I always get a kick when a long-storied company which is in decline tries to hook onto the latest, hottest market, thinking, “we will get into this market, and with our amazing brand, we will knock it out of the park!” This is the business equivalent of a Hail Mary pass… while throwing it off to the sides and into the stands, rather than down the field towards the goal line.
And now, Kodak is doing it.
Kodak has been around for a very long time. In many ways it was the mother of all consumer photography, dominating in cameras, film and photographic paper (I always wondered why there isn’t a special word for that) for decades. As a senior in high school, I was responsible for all photography; a friend and I set up a darkroom in his basement, and together we developed thousands of pictures from Kodak film via Kodak chemicals to Kodak paper. I even managed to get Kodak Canada to donate all of our film, paper and chemicals!
But Kodak has been in decline for years. Despite an engineer at Kodak having invented the digital camera way back in 1975, Kodak squashed it, never seriously bringing it to market until very late in the game. It simply was too threatening to their existing business, and they were unwilling to cannibalize themselves (apparently preferring that others did so instead).
By now, of course, the entire camera market, including digital, is in serious trouble, thanks to smartphones with cameras. Whereas cameras used to be a very large industry in and of themselves, today, for the overwhelming majority of people, a camera is just one feature on the phone they carry around anyways.
The inevitable result is that Kodak has been in serious decline for years. According to Kodak’s latest financial report, over a period of 4 years, their revenue declined from $6.2BN to $4.4BN to $3.6BN to $2.7BN to $2.3BN into FY2013. Their business has imploded by 62.9% in just 4 years. “Imploded” may be too gentle a word; black holes don’t collapse this quickly.
The irony, of course, is that photography isn’t disappearing; people are taking far more pictures than ever. However, they are doing it from their smartphones, rather than dedicated cameras, and putting them on screens, rather than Kodak paper.

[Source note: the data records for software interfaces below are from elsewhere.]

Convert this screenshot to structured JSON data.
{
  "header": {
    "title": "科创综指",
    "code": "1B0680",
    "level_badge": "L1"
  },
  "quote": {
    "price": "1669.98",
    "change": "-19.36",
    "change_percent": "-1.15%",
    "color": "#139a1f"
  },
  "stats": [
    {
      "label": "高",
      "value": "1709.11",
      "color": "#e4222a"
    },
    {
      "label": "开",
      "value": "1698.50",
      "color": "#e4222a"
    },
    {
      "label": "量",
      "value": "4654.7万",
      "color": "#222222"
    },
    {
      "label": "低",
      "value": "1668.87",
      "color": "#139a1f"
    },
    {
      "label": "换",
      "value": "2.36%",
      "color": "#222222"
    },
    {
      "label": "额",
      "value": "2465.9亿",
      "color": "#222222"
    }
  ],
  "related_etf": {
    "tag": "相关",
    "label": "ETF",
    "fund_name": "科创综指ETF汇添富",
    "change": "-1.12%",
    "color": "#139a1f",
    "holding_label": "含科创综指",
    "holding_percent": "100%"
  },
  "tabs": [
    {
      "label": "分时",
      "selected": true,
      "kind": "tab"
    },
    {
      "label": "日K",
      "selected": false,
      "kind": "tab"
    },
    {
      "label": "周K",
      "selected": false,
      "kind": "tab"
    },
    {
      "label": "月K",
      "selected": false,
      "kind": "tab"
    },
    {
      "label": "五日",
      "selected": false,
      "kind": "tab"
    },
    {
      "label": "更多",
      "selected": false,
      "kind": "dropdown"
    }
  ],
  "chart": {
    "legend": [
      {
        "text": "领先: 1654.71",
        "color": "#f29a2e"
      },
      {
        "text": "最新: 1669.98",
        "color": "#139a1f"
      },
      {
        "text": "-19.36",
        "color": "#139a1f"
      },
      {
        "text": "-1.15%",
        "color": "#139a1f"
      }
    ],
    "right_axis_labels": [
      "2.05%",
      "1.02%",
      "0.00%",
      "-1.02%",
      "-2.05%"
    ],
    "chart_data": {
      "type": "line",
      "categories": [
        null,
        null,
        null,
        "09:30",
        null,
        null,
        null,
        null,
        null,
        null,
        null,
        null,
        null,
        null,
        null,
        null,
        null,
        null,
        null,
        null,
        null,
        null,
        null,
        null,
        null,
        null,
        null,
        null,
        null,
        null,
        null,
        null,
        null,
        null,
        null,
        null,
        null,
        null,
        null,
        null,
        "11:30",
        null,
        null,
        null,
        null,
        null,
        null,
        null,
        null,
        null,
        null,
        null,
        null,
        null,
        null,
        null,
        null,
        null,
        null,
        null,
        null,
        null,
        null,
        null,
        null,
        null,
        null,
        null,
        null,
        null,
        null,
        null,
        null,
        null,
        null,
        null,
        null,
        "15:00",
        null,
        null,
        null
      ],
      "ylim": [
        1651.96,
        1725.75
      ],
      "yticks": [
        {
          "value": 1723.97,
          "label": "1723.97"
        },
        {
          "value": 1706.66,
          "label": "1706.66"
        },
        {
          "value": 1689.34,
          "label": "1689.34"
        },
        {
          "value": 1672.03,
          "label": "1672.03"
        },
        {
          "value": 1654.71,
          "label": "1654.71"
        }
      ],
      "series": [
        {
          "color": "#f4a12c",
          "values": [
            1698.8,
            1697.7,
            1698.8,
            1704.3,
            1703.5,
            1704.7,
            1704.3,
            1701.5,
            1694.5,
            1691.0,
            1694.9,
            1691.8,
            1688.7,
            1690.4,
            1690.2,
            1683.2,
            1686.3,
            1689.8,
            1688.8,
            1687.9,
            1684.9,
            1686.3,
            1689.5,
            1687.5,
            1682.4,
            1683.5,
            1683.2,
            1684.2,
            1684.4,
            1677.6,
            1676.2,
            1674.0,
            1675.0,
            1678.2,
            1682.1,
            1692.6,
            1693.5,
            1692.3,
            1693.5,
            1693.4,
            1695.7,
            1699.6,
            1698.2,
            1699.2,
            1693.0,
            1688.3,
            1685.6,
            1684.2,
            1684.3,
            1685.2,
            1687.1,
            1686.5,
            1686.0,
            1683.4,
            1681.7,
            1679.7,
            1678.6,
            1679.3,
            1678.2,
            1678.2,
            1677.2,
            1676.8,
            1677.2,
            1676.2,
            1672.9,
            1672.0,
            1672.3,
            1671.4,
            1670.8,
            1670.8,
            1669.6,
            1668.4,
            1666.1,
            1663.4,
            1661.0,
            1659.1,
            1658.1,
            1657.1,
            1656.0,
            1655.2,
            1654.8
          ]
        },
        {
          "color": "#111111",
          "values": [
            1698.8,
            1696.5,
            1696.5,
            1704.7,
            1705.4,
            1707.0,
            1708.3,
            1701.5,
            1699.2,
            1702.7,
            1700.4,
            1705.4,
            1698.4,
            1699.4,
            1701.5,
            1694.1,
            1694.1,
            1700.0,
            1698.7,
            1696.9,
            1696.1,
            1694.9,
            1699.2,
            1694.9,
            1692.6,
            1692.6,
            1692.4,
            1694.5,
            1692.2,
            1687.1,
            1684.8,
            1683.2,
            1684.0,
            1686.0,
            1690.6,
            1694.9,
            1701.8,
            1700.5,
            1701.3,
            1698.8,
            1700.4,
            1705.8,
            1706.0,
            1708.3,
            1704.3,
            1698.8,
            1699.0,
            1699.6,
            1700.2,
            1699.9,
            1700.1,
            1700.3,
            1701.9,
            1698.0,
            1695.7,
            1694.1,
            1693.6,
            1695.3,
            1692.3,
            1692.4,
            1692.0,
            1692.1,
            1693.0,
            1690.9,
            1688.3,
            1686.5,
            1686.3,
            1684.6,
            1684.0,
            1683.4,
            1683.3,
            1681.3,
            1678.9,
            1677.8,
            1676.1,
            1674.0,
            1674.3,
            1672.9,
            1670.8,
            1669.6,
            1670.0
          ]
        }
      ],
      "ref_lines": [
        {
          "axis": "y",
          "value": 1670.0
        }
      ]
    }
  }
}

So, of course, Kodak is convinced that merging the Kodak photography brand with a smartphone is the perfect way to capture the hearts and minds (and wallets) of consumers. Right now, only 2 brands matter in phones: Apple and Google/Android. And in Android, only two qualities matter:
- Who can make the best/sexiest/highest end smartphone that competes with Apple? Historically that has been Samsung, but Motorola with its X, Xiaomi and maybe OnePlus are moving in.
- Who can make the cheapest smartphone that is good enough all around? Motorola (Moto E and Moto G), and lower-end Xiaomi are taking this one over too.
What does Kodak bring to the party? Camera and development knowledge? In all seriousness, who is going to buy a smartphone because Kodak is on the label? I suspect almost no one.
A more interesting question is, who in the world thought people actually would? This Hail Mary is going off into the stands.